Entries from a dataset of interfaces
+++++

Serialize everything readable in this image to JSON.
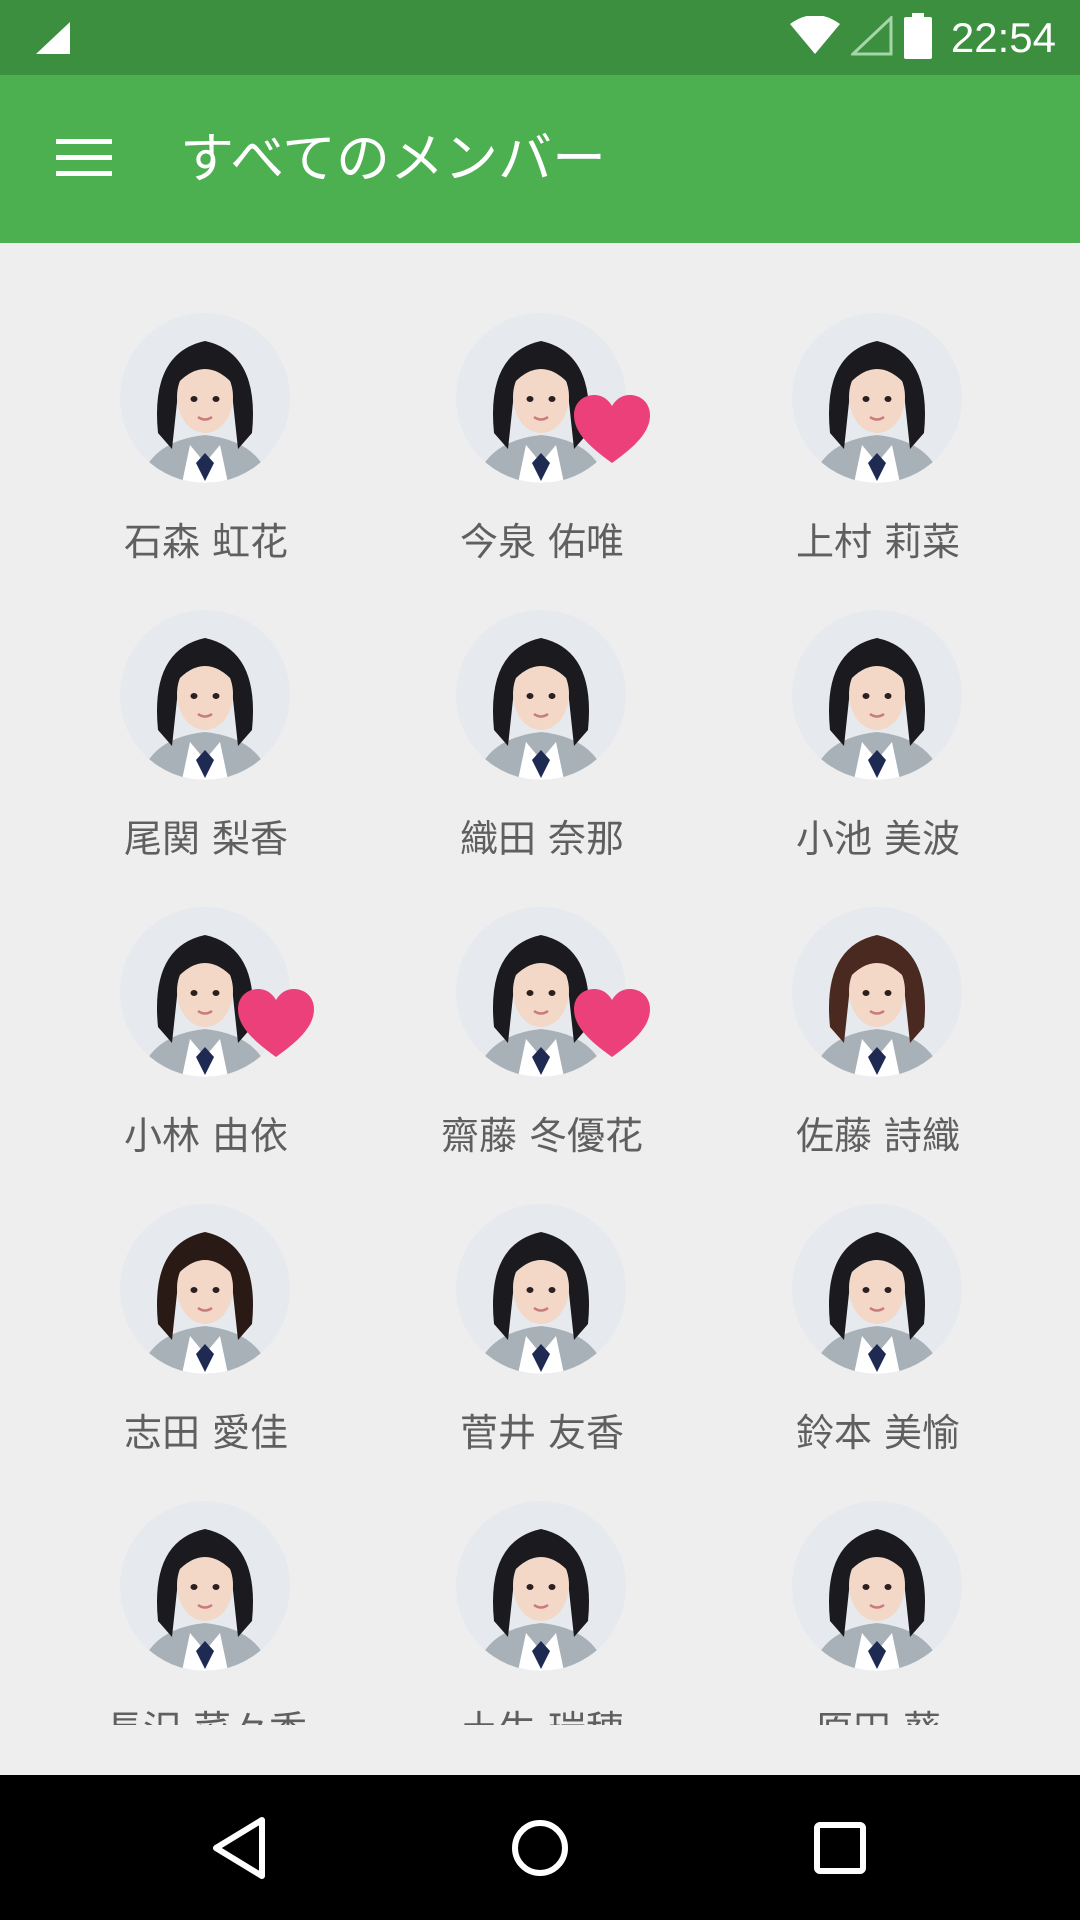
{
  "status_bar": {
    "time": "22:54",
    "signal_icon": "cell-signal-icon",
    "wifi_icon": "wifi-icon",
    "battery_icon": "battery-icon"
  },
  "app_bar": {
    "title": "すべてのメンバー",
    "menu_icon": "hamburger-menu-icon"
  },
  "colors": {
    "status_bar": "#3c8f3f",
    "app_bar": "#4caf50",
    "background": "#eeeeee",
    "heart": "#ec407a",
    "name_text": "#5f5f5f"
  },
  "members": [
    {
      "name": "石森 虹花",
      "favorite": false,
      "hair": "#1b1b1f"
    },
    {
      "name": "今泉 佑唯",
      "favorite": true,
      "hair": "#1b1b1f"
    },
    {
      "name": "上村 莉菜",
      "favorite": false,
      "hair": "#1b1b1f"
    },
    {
      "name": "尾関 梨香",
      "favorite": false,
      "hair": "#1b1b1f"
    },
    {
      "name": "織田 奈那",
      "favorite": false,
      "hair": "#1b1b1f"
    },
    {
      "name": "小池 美波",
      "favorite": false,
      "hair": "#1b1b1f"
    },
    {
      "name": "小林 由依",
      "favorite": true,
      "hair": "#1b1b1f"
    },
    {
      "name": "齋藤 冬優花",
      "favorite": true,
      "hair": "#1b1b1f"
    },
    {
      "name": "佐藤 詩織",
      "favorite": false,
      "hair": "#4a2a20"
    },
    {
      "name": "志田 愛佳",
      "favorite": false,
      "hair": "#2a1a16"
    },
    {
      "name": "菅井 友香",
      "favorite": false,
      "hair": "#1b1b1f"
    },
    {
      "name": "鈴本 美愉",
      "favorite": false,
      "hair": "#1b1b1f"
    },
    {
      "name": "長沢 菜々香",
      "favorite": false,
      "hair": "#1b1b1f"
    },
    {
      "name": "土生 瑞穂",
      "favorite": false,
      "hair": "#1b1b1f"
    },
    {
      "name": "原田 葵",
      "favorite": false,
      "hair": "#1b1b1f"
    }
  ],
  "nav_bar": {
    "back_icon": "back-triangle-icon",
    "home_icon": "home-circle-icon",
    "recents_icon": "recents-square-icon"
  }
}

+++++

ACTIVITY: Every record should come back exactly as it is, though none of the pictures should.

ANSWER:
Serialize everything readable in this image to JSON.
{
  "status_bar": {
    "time": "22:54",
    "signal_icon": "cell-signal-icon",
    "wifi_icon": "wifi-icon",
    "battery_icon": "battery-icon"
  },
  "app_bar": {
    "title": "すべてのメンバー",
    "menu_icon": "hamburger-menu-icon"
  },
  "colors": {
    "status_bar": "#3c8f3f",
    "app_bar": "#4caf50",
    "background": "#eeeeee",
    "heart": "#ec407a",
    "name_text": "#5f5f5f"
  },
  "members": [
    {
      "name": "石森 虹花",
      "favorite": false,
      "hair": "#1b1b1f"
    },
    {
      "name": "今泉 佑唯",
      "favorite": true,
      "hair": "#1b1b1f"
    },
    {
      "name": "上村 莉菜",
      "favorite": false,
      "hair": "#1b1b1f"
    },
    {
      "name": "尾関 梨香",
      "favorite": false,
      "hair": "#1b1b1f"
    },
    {
      "name": "織田 奈那",
      "favorite": false,
      "hair": "#1b1b1f"
    },
    {
      "name": "小池 美波",
      "favorite": false,
      "hair": "#1b1b1f"
    },
    {
      "name": "小林 由依",
      "favorite": true,
      "hair": "#1b1b1f"
    },
    {
      "name": "齋藤 冬優花",
      "favorite": true,
      "hair": "#1b1b1f"
    },
    {
      "name": "佐藤 詩織",
      "favorite": false,
      "hair": "#4a2a20"
    },
    {
      "name": "志田 愛佳",
      "favorite": false,
      "hair": "#2a1a16"
    },
    {
      "name": "菅井 友香",
      "favorite": false,
      "hair": "#1b1b1f"
    },
    {
      "name": "鈴本 美愉",
      "favorite": false,
      "hair": "#1b1b1f"
    },
    {
      "name": "長沢 菜々香",
      "favorite": false,
      "hair": "#1b1b1f"
    },
    {
      "name": "土生 瑞穂",
      "favorite": false,
      "hair": "#1b1b1f"
    },
    {
      "name": "原田 葵",
      "favorite": false,
      "hair": "#1b1b1f"
    }
  ],
  "nav_bar": {
    "back_icon": "back-triangle-icon",
    "home_icon": "home-circle-icon",
    "recents_icon": "recents-square-icon"
  }
}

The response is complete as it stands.